The power of Kant’s approach to metaphysics stood out to me in a recent reading of his Prolegomena to any Future Metaphysics. As I have mentioned, I am studying at Holy Apostles College and Seminary in Connecticut and I am currently enrolled in course on Modern and Contemporary Philosophy.
In the context of Cartesian realism and Lockean Empiricism, but especially in light of Hume’s deep skepticism, Kant prepared a response to the current questions and woes of Modern Philosophy. Both Cartesian and Lockean philosophy had stepped out on limbs assuming all sorts of things about the reality of beings.
Descartes had claimed God was the clearest and first thing we know, and that all science and truth must begin from undeniable innate ideas. Locke denied these undeniable innate ideas and rejected Cartesian realism for a form of modern empiricism. For Locke we learned everything we know from the senses, but we never know real essences or natures. Substance for Locke was reduced to a mental construct.
In the midst of this argument, Hume injected a radical skepticism about the possibilities of knowledge, rejecting the concept of cause and effect.
Kant in effect attempted to pause this argument and turn his reflections on the possibility of metaphysics, whether such a science could be justifiably demonstrated as within the realm of human power.
Rather than walk through his argument systematically, here is a summary of one aspect of his work which I found if not ultimately satisfying, at least rich and correct in its own light:
For Kant, we cannot know things in themselves (the noumena), only our experience or appearances (the phenomena). But in order for something to be an appearance, it must be an appearance of something.
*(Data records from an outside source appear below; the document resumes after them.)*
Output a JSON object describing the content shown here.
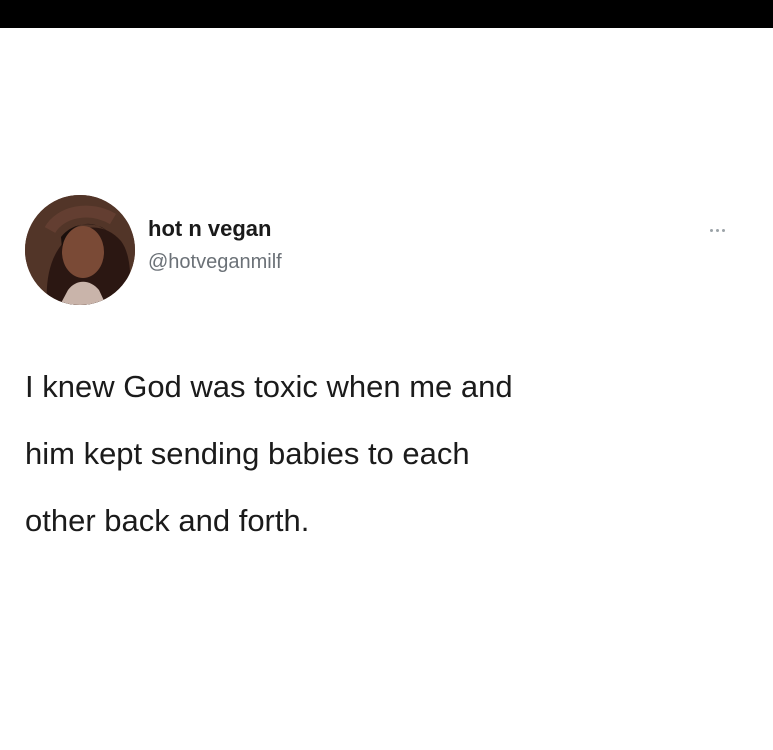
{
  "tweet": {
    "display_name": "hot n vegan",
    "handle": "@hotveganmilf",
    "text_lines": [
      "I knew God was toxic when me and",
      "him kept sending babies to each",
      "other back and forth."
    ],
    "more_icon": "ellipsis-icon",
    "avatar_icon": "profile-photo"
  },
  "colors": {
    "top_bar": "#000000",
    "background": "#ffffff",
    "name": "#1a1a1a",
    "handle": "#6b7177",
    "text": "#1b1b1b",
    "more": "#9ca3a8"
  }
}
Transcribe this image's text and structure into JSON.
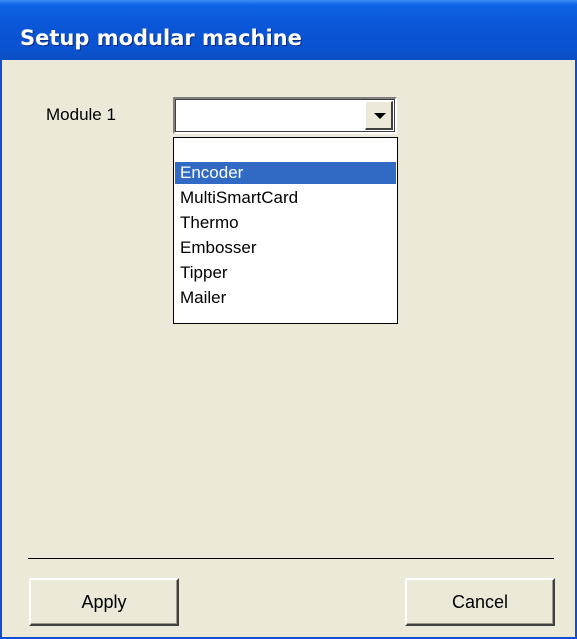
{
  "window": {
    "title": "Setup modular machine"
  },
  "form": {
    "module_label": "Module 1",
    "module_value": ""
  },
  "dropdown": {
    "items": [
      "",
      "Encoder",
      "MultiSmartCard",
      "Thermo",
      "Embosser",
      "Tipper",
      "Mailer"
    ],
    "selected": "Encoder"
  },
  "buttons": {
    "apply_label": "Apply",
    "cancel_label": "Cancel"
  },
  "colors": {
    "titlebar": "#0a57d8",
    "window_bg": "#ece9d8",
    "selection": "#316ac5"
  },
  "icons": {
    "combo_arrow": "chevron-down-icon"
  }
}
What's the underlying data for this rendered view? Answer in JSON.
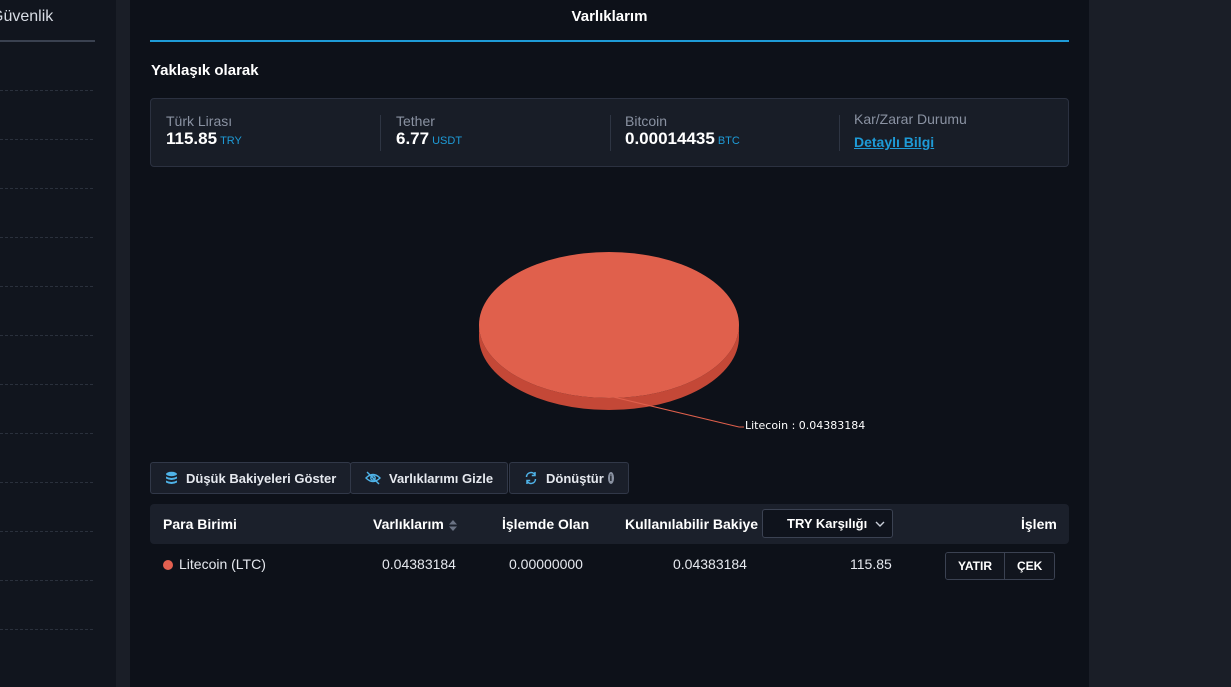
{
  "sidebar": {
    "title": "Güvenlik",
    "separator_count": 12
  },
  "header": {
    "title": "Varlıklarım",
    "accent_color": "#1e9bd7"
  },
  "approx_label": "Yaklaşık olarak",
  "summary": {
    "items": [
      {
        "label": "Türk Lirası",
        "value": "115.85",
        "unit": "TRY"
      },
      {
        "label": "Tether",
        "value": "6.77",
        "unit": "USDT"
      },
      {
        "label": "Bitcoin",
        "value": "0.00014435",
        "unit": "BTC"
      }
    ],
    "pnl": {
      "label": "Kar/Zarar Durumu",
      "link": "Detaylı Bilgi"
    }
  },
  "chart_data": {
    "type": "pie",
    "slices": [
      {
        "name": "Litecoin",
        "value": 0.04383184,
        "color": "#e0604c"
      }
    ],
    "data_labels": [
      "Litecoin : 0.04383184"
    ]
  },
  "buttons": {
    "low_balances": "Düşük Bakiyeleri Göster",
    "hide_assets": "Varlıklarımı Gizle",
    "convert": "Dönüştür",
    "convert_info": "i"
  },
  "table": {
    "headers": {
      "currency": "Para Birimi",
      "assets": "Varlıklarım",
      "in_order": "İşlemde Olan",
      "available": "Kullanılabilir Bakiye",
      "equivalent_select": "TRY Karşılığı",
      "action": "İşlem"
    },
    "rows": [
      {
        "currency": "Litecoin (LTC)",
        "dot_color": "#e36050",
        "assets": "0.04383184",
        "in_order": "0.00000000",
        "available": "0.04383184",
        "equivalent": "115.85",
        "deposit": "YATIR",
        "withdraw": "ÇEK"
      }
    ]
  }
}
To deny this, that is, if we deny things in themselves, is to return to the naivete of treating appearances as the things in themselves–for without the noumena, the phenomena must usurp their place as the objects.
Kant begins by arguing that the objects of our knowledge, of science, of the senses, etc. are appearances. We cannot get around appearances to glimpse or confirm the objects in themselves. We are enclosed in the boundary of experience. Previous metaphysics operated without recognizing this fact.
But in a surprising twist, recognizing that what we know is experience or appearance ends up saving the noumena and metaphysics–not as a science but as a moral practice and as the rational yearning of the human being.
For Kant, while access to the noumena is denied, in admitting we are denied access, we simultaneously preserve the reality of the noumena.
Phenomena function as a boundary to reason. But a boundary only makes sense or can be recognized as such when there is something on the other side of the boundary. The fact that we recognize a boundary reveals that we can trust the noumena exist.1 “For in all limits there is something positive.”2
If one does not insist on a radical skepticism, Kant’s argument in defense of the noumena is quite powerful. To deny it means denying that appearances are appearances.
We have traveled a long way from the divided line of Plato in which appearances/images and forms were separate and yet part of a single line…geometrically related. Yet Kant has with Herculean strength salvaged the possibilities of modern philosophy in his own Copernican Shift.
Whether modern philosophy is enough, whether metaphysics as an art is finally sufficient or true is a different question, but it seems Kant does re-situate us within the possibility of ordinary experience and a world where faith is possible.
¹Emmanuel Kant, Prolegomena, In Modern Philosophy: An Anthology of Primary Sources, 2009, 707.
²Emmanuel Kant, Prolegomena, In Modern Philosophy: An Anthology of Primary Sources, 2009, 708.